Bellerive and York Park are fantastic facilities that have successfully hosted AFL matches for many years.

They would do the job of hosting Tasmanian AFL and AFLW games just fine, without breaking the State’s bank.

The Greens fully support a Tasmanian AFL and AFLW team. For too long, we’ve been sending our best and brightest players to the mainland, while paying for rich Melbourne teams to play here.

Our support for the State’s AFL bid, however, did not include backing in a new stadium – and it won’t.

Tasmania has comfortably cleared every hurdle the AFL has thrown up, from overcoming the north south divide to developing a strong business case.

Just as we’re about to cross the finish line Gil McLachlan has come up with a totally unreasonable demand for a $750 million stadium.

The AFL are forcing Tasmania to choose between an AFL team on one hand, and on the other, decent health and housing systems.

Jeremy Rockliff and the Liberals have fallen for it hook, line and sinker.

Media release – Cricket Tasmania, 18 September 2022

Cricket Tasmania statement

Cricket Tasmania is supportive of the State Government’s announcement that a state-of-the-art, city-based stadium will be a reality for Hobart. It is an exciting opportunity for not only the Tasmanian cricket community, but Tasmanian sport as a whole.

Advancements in technology and stadium design mean that our players, members, fans and corporate partners will have access to the best facilities and a fan-first experience without having to go elsewhere.

A new stadium is also a great opportunity for the state to secure regular, high-quality international cricket content.

There is still a lot of detail to work through – including functionality, design, commercial rights and access arrangements – and we look forward to being a key stakeholder in the process that sees the stadium become a reality.

We also know a new stadium will have implications for Blundstone Arena.

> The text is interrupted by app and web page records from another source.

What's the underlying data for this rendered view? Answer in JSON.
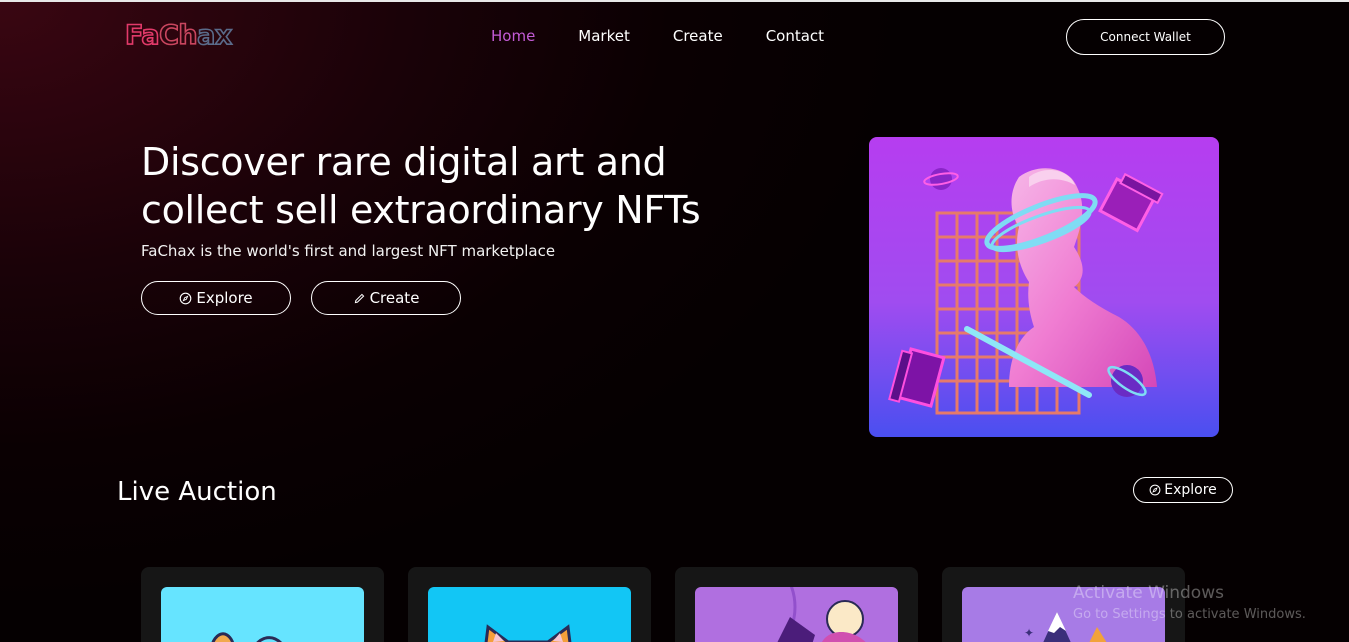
{
  "header": {
    "logo_parts": [
      "Fa",
      "Ch",
      "ax"
    ],
    "nav": [
      {
        "label": "Home",
        "active": true
      },
      {
        "label": "Market",
        "active": false
      },
      {
        "label": "Create",
        "active": false
      },
      {
        "label": "Contact",
        "active": false
      }
    ],
    "connect_label": "Connect Wallet"
  },
  "hero": {
    "title_line1": "Discover rare digital art and",
    "title_line2": "collect sell extraordinary NFTs",
    "subtitle": "FaChax is the world's first and largest NFT marketplace",
    "explore_label": "Explore",
    "create_label": "Create",
    "explore_icon": "compass-icon",
    "create_icon": "pencil-icon"
  },
  "live_auction": {
    "title": "Live Auction",
    "explore_label": "Explore",
    "cards": [
      {
        "thumb_color": "#66e4ff"
      },
      {
        "thumb_color": "#12c6f5"
      },
      {
        "thumb_color": "#b06fe0"
      },
      {
        "thumb_color": "#a77be6"
      }
    ]
  },
  "watermark": {
    "line1": "Activate Windows",
    "line2": "Go to Settings to activate Windows."
  },
  "colors": {
    "accent": "#c35bd6",
    "background": "#0a0002"
  }
}
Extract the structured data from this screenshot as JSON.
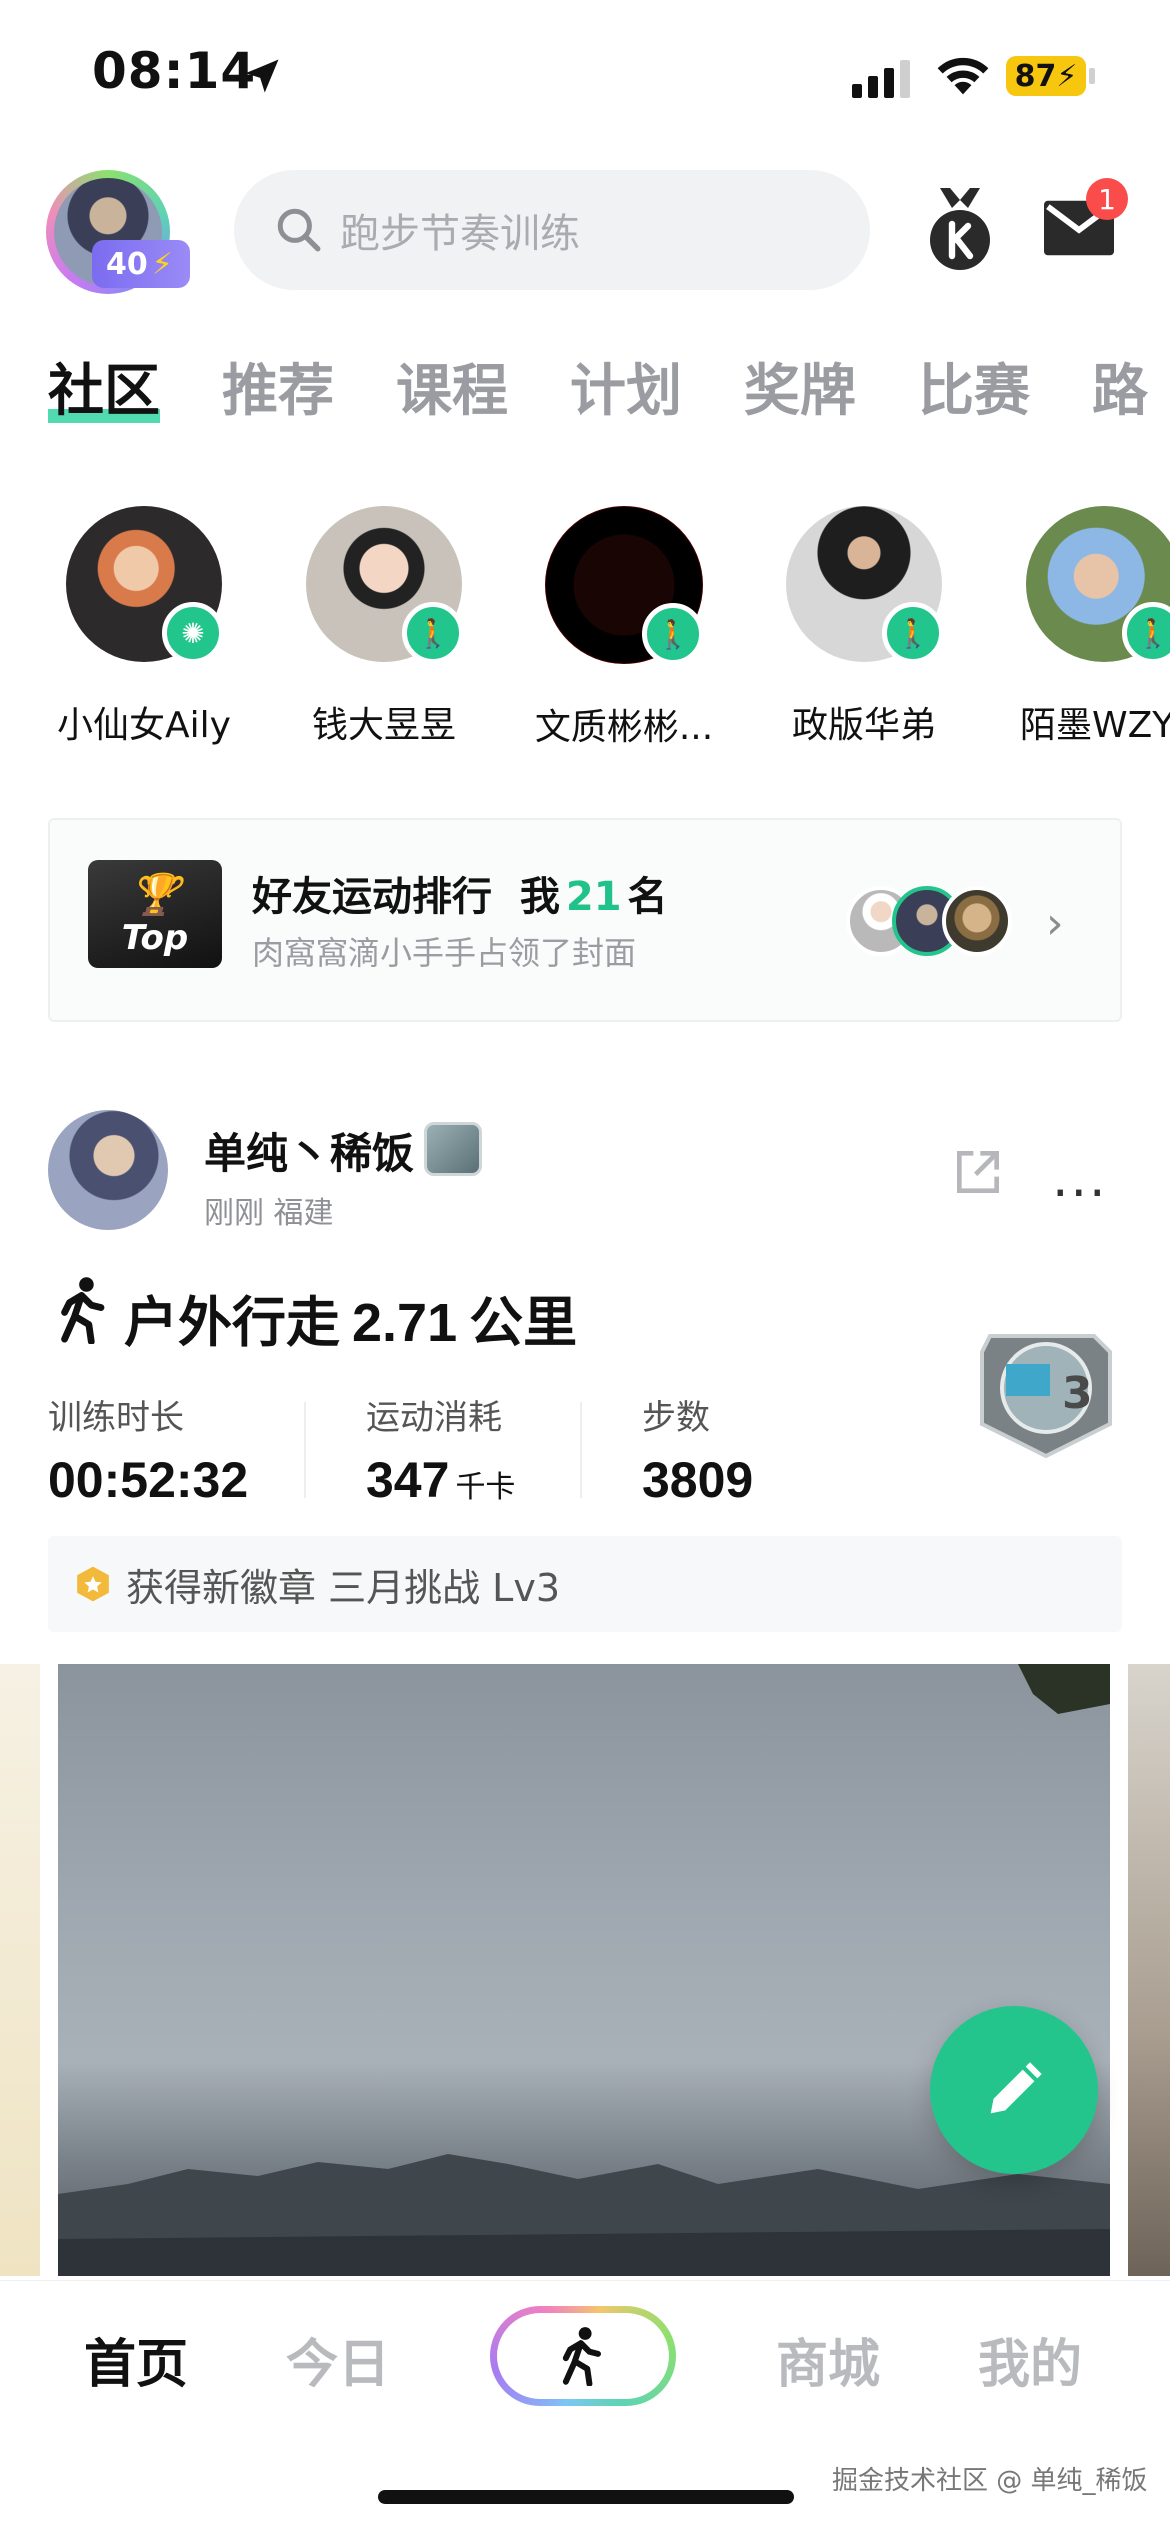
{
  "status_bar": {
    "time": "08:14",
    "battery": "87"
  },
  "header": {
    "level": "40",
    "search_placeholder": "跑步节奏训练",
    "mail_badge": "1"
  },
  "tabs": [
    "社区",
    "推荐",
    "课程",
    "计划",
    "奖牌",
    "比赛",
    "路"
  ],
  "stories": [
    {
      "name": "小仙女Aily"
    },
    {
      "name": "钱大昱昱"
    },
    {
      "name": "文质彬彬..."
    },
    {
      "name": "政版华弟"
    },
    {
      "name": "陌墨WZY"
    }
  ],
  "ranking": {
    "trophy_text": "Top",
    "title_prefix": "好友运动排行",
    "me": "我",
    "rank": "21",
    "rank_suffix": "名",
    "subtitle": "肉窩窩滴小手手占领了封面"
  },
  "post": {
    "author": "单纯丶稀饭",
    "time": "刚刚",
    "location": "福建",
    "activity": "户外行走",
    "distance": "2.71",
    "distance_unit": "公里",
    "stats": [
      {
        "label": "训练时长",
        "value": "00:52:32",
        "unit": ""
      },
      {
        "label": "运动消耗",
        "value": "347",
        "unit": "千卡"
      },
      {
        "label": "步数",
        "value": "3809",
        "unit": ""
      }
    ],
    "badge_text": "获得新徽章 三月挑战 Lv3"
  },
  "bottom_nav": {
    "home": "首页",
    "today": "今日",
    "mall": "商城",
    "mine": "我的"
  },
  "watermark": "掘金技术社区 @ 单纯_稀饭",
  "colors": {
    "accent": "#23c58c",
    "badge_red": "#fb4c4c",
    "battery": "#f7c70f"
  }
}
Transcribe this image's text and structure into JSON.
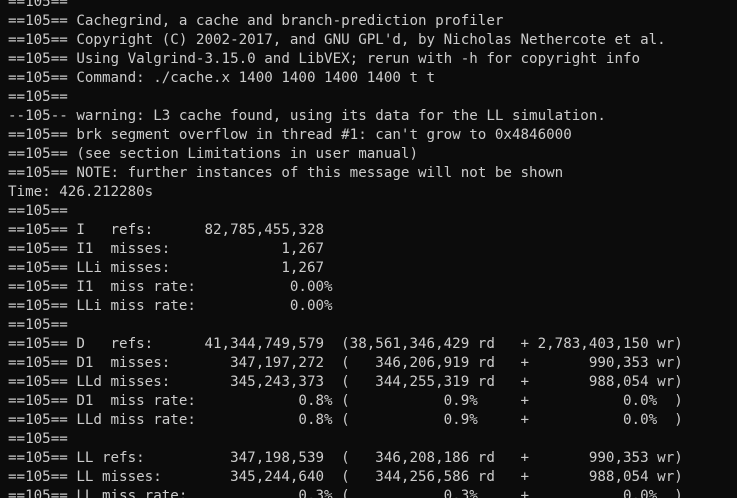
{
  "terminal": {
    "lines": [
      "==105== ",
      "==105== Cachegrind, a cache and branch-prediction profiler",
      "==105== Copyright (C) 2002-2017, and GNU GPL'd, by Nicholas Nethercote et al.",
      "==105== Using Valgrind-3.15.0 and LibVEX; rerun with -h for copyright info",
      "==105== Command: ./cache.x 1400 1400 1400 1400 t t",
      "==105==",
      "--105-- warning: L3 cache found, using its data for the LL simulation.",
      "==105== brk segment overflow in thread #1: can't grow to 0x4846000",
      "==105== (see section Limitations in user manual)",
      "==105== NOTE: further instances of this message will not be shown",
      "Time: 426.212280s",
      "==105==",
      "==105== I   refs:      82,785,455,328",
      "==105== I1  misses:             1,267",
      "==105== LLi misses:             1,267",
      "==105== I1  miss rate:           0.00%",
      "==105== LLi miss rate:           0.00%",
      "==105==",
      "==105== D   refs:      41,344,749,579  (38,561,346,429 rd   + 2,783,403,150 wr)",
      "==105== D1  misses:       347,197,272  (   346,206,919 rd   +       990,353 wr)",
      "==105== LLd misses:       345,243,373  (   344,255,319 rd   +       988,054 wr)",
      "==105== D1  miss rate:            0.8% (           0.9%     +           0.0%  )",
      "==105== LLd miss rate:            0.8% (           0.9%     +           0.0%  )",
      "==105==",
      "==105== LL refs:          347,198,539  (   346,208,186 rd   +       990,353 wr)",
      "==105== LL misses:        345,244,640  (   344,256,586 rd   +       988,054 wr)",
      "==105== LL miss rate:             0.3% (           0.3%     +           0.0%  )"
    ]
  }
}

We are already working through that process with the State Government in an open and considered way, and by later this year we expect to have a clear position on our long-term requirements for training and playing, and what that means for our people and our organisation.

The future is bright for cricket in Tasmania.

Rebecca White MP, Labor Leader, 17 September 2022

Liberals prioritise stadium over housing

The Government needs to come clean on whether it is currently in negotiations with the developer of the Escarpment to pay them to not build houses in the middle of a housing crisis.

Premier Jeremy Rockliff has admitted that, after pouring nearly $130 million into Macquarie Point over the past decade, the government is now looking to build a new Hobart stadium at the site.

This would leave yet another Macquarie Point masterplan in tatters and will prevent the $100 million dollar housing development proposed at the Escarpment from going ahead.

While the Liberals obsess about a new stadium, nearly 4,500 families are waiting for social housing, and the average wait time since they came to government has more than quadrupled from 21 weeks to a staggering 90 weeks – or nearly two years.

The Liberals have failed to get the basics right on housing for nearly a decade.

It now appears the government is actively choosing to build a stadium over housing in the middle of a housing crisis.

Anita Dow MP, Shadow Minister for Health, 20 September 2022

Premier prioritises stadium over healthcare

Premier and part-time Health Minister Jeremy Rockliff has prioritised a $750 million stadium in Hobart over than the much-needed upgrades at the Launceston General Hospital.

The LGH has the worst bed-block in the country and wait times to see a specialist are at completely unacceptable levels.

Urgent cardiology and neurology patients—people with urgent heart and brain conditions—are waiting nearly a year to see a specialist. People classified as semi-urgent are waiting nearly three years.

And just one day after the Premier announced the new stadium in Hobart, paramedics at the LGH took strike action over the impossible working conditions they face.

Whether people need an ambulance, specialist appointment or admission to hospital, the Liberal Government is failing to get the basics right for them at the LGH.

The fact the Premier is focused on a $750 million stadium in Hobart while the $580 million he promised to upgrade the LGH is nowhere to be seen shows yet again how wrong his priorities are.